Collected data:
+---+
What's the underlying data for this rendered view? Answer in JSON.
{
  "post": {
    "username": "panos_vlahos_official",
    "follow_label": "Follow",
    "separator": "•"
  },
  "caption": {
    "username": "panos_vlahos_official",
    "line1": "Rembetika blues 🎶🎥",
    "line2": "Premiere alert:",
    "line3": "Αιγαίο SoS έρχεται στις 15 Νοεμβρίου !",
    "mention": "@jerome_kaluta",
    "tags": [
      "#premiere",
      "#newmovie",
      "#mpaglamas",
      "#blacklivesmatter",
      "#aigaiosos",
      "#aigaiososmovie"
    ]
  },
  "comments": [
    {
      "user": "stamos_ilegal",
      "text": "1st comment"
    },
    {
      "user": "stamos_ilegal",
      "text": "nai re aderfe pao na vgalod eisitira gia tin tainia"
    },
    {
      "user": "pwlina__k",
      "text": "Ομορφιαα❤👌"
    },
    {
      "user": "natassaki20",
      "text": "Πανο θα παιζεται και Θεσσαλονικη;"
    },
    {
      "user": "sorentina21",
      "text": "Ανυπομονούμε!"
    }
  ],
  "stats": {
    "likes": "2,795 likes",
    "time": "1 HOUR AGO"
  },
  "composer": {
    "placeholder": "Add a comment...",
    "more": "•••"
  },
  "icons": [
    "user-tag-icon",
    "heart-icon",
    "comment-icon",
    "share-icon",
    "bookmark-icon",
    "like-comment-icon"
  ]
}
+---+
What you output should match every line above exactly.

Your response:
What's the underlying data for this rendered view? Answer in JSON.
{
  "post": {
    "username": "panos_vlahos_official",
    "follow_label": "Follow",
    "separator": "•"
  },
  "caption": {
    "username": "panos_vlahos_official",
    "line1": "Rembetika blues 🎶🎥",
    "line2": "Premiere alert:",
    "line3": "Αιγαίο SoS έρχεται στις 15 Νοεμβρίου !",
    "mention": "@jerome_kaluta",
    "tags": [
      "#premiere",
      "#newmovie",
      "#mpaglamas",
      "#blacklivesmatter",
      "#aigaiosos",
      "#aigaiososmovie"
    ]
  },
  "comments": [
    {
      "user": "stamos_ilegal",
      "text": "1st comment"
    },
    {
      "user": "stamos_ilegal",
      "text": "nai re aderfe pao na vgalod eisitira gia tin tainia"
    },
    {
      "user": "pwlina__k",
      "text": "Ομορφιαα❤👌"
    },
    {
      "user": "natassaki20",
      "text": "Πανο θα παιζεται και Θεσσαλονικη;"
    },
    {
      "user": "sorentina21",
      "text": "Ανυπομονούμε!"
    }
  ],
  "stats": {
    "likes": "2,795 likes",
    "time": "1 HOUR AGO"
  },
  "composer": {
    "placeholder": "Add a comment...",
    "more": "•••"
  },
  "icons": [
    "user-tag-icon",
    "heart-icon",
    "comment-icon",
    "share-icon",
    "bookmark-icon",
    "like-comment-icon"
  ]
}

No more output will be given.